Activity:
Each entry should be set down again verbatim, with the images omitted.

[Page and application data records]
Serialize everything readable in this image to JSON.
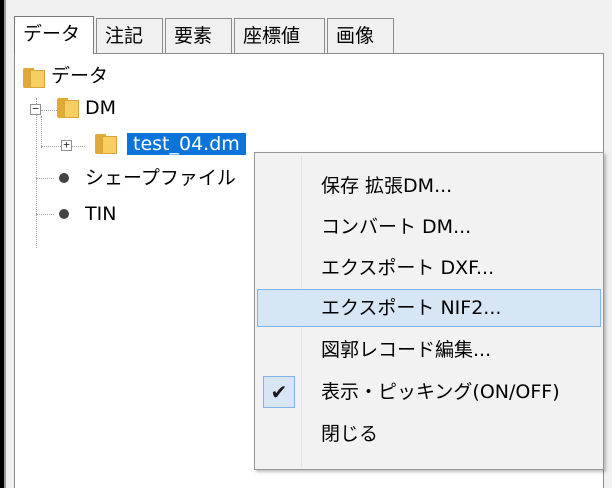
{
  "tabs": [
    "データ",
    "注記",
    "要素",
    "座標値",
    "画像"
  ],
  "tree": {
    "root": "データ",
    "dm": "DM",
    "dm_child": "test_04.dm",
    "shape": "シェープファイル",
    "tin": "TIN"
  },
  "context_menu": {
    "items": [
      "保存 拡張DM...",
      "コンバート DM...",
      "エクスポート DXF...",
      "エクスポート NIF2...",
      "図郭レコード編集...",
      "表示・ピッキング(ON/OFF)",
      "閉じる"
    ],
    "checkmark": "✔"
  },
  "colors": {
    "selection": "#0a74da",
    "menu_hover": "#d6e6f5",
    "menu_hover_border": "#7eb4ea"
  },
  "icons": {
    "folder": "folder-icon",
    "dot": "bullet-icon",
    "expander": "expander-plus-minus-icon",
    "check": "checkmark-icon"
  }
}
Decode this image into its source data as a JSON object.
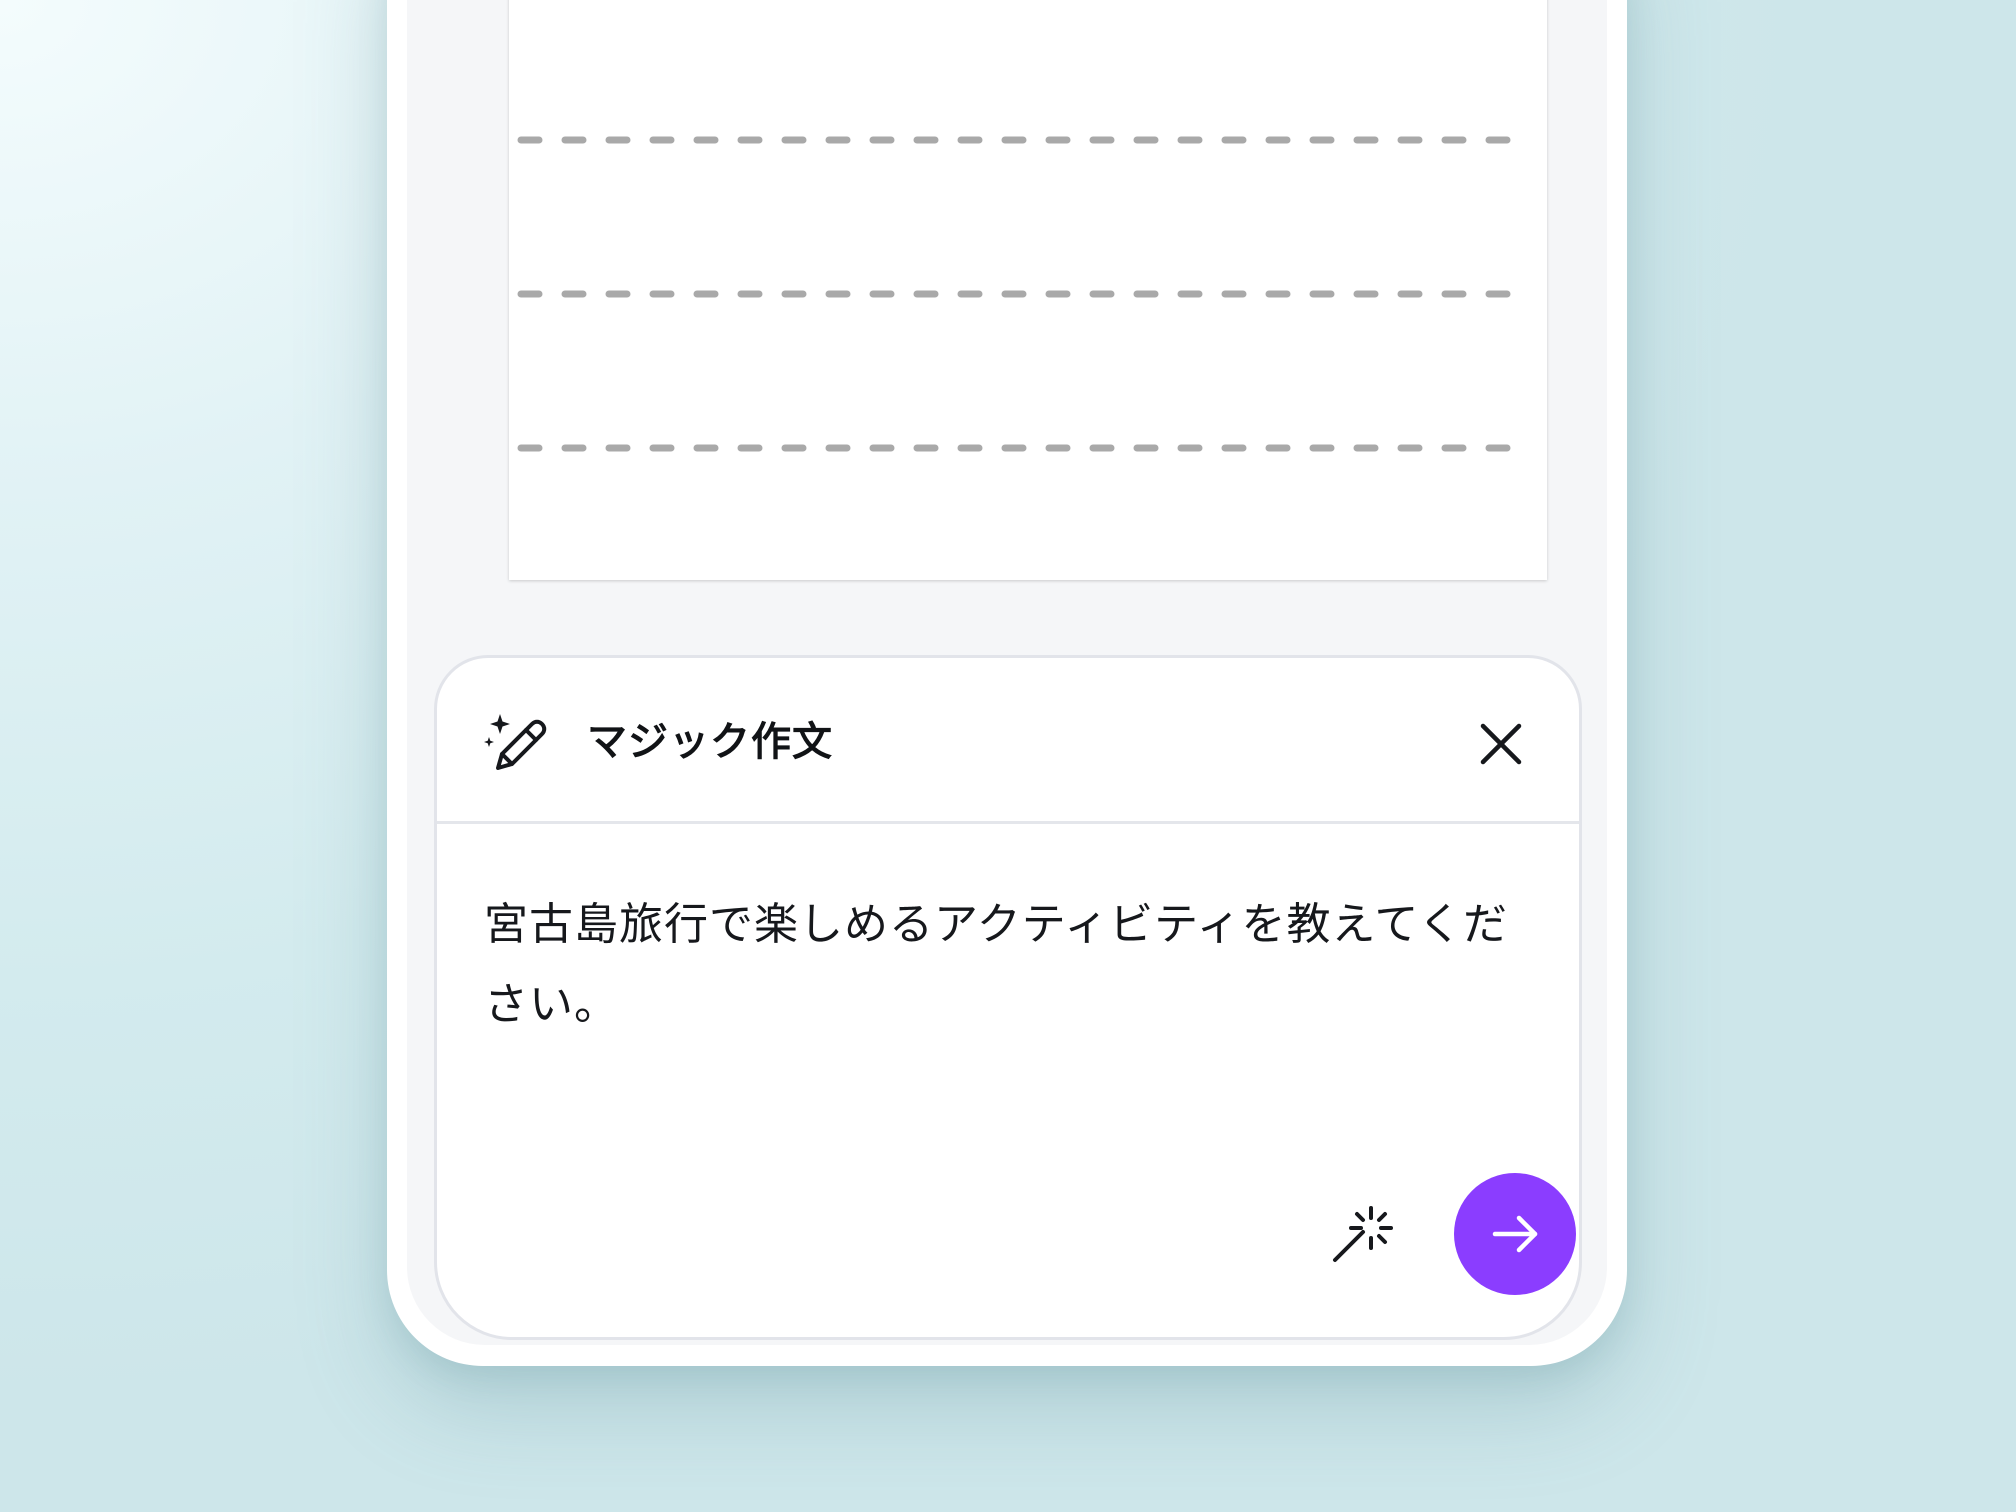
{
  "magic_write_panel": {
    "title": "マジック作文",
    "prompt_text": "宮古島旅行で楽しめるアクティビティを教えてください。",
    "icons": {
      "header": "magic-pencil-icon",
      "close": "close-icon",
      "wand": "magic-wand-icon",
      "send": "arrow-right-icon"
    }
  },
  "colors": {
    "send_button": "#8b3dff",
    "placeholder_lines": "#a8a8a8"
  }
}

Response area:
Serialize everything readable in this image to JSON.
{
  "tabs": [
    "データ",
    "注記",
    "要素",
    "座標値",
    "画像"
  ],
  "tree": {
    "root": "データ",
    "dm": "DM",
    "dm_child": "test_04.dm",
    "shape": "シェープファイル",
    "tin": "TIN"
  },
  "context_menu": {
    "items": [
      "保存 拡張DM...",
      "コンバート DM...",
      "エクスポート DXF...",
      "エクスポート NIF2...",
      "図郭レコード編集...",
      "表示・ピッキング(ON/OFF)",
      "閉じる"
    ],
    "checkmark": "✔"
  },
  "colors": {
    "selection": "#0a74da",
    "menu_hover": "#d6e6f5",
    "menu_hover_border": "#7eb4ea"
  },
  "icons": {
    "folder": "folder-icon",
    "dot": "bullet-icon",
    "expander": "expander-plus-minus-icon",
    "check": "checkmark-icon"
  }
}
Decode this image into its source data as a JSON object.
{
  "magic_write_panel": {
    "title": "マジック作文",
    "prompt_text": "宮古島旅行で楽しめるアクティビティを教えてください。",
    "icons": {
      "header": "magic-pencil-icon",
      "close": "close-icon",
      "wand": "magic-wand-icon",
      "send": "arrow-right-icon"
    }
  },
  "colors": {
    "send_button": "#8b3dff",
    "placeholder_lines": "#a8a8a8"
  }
}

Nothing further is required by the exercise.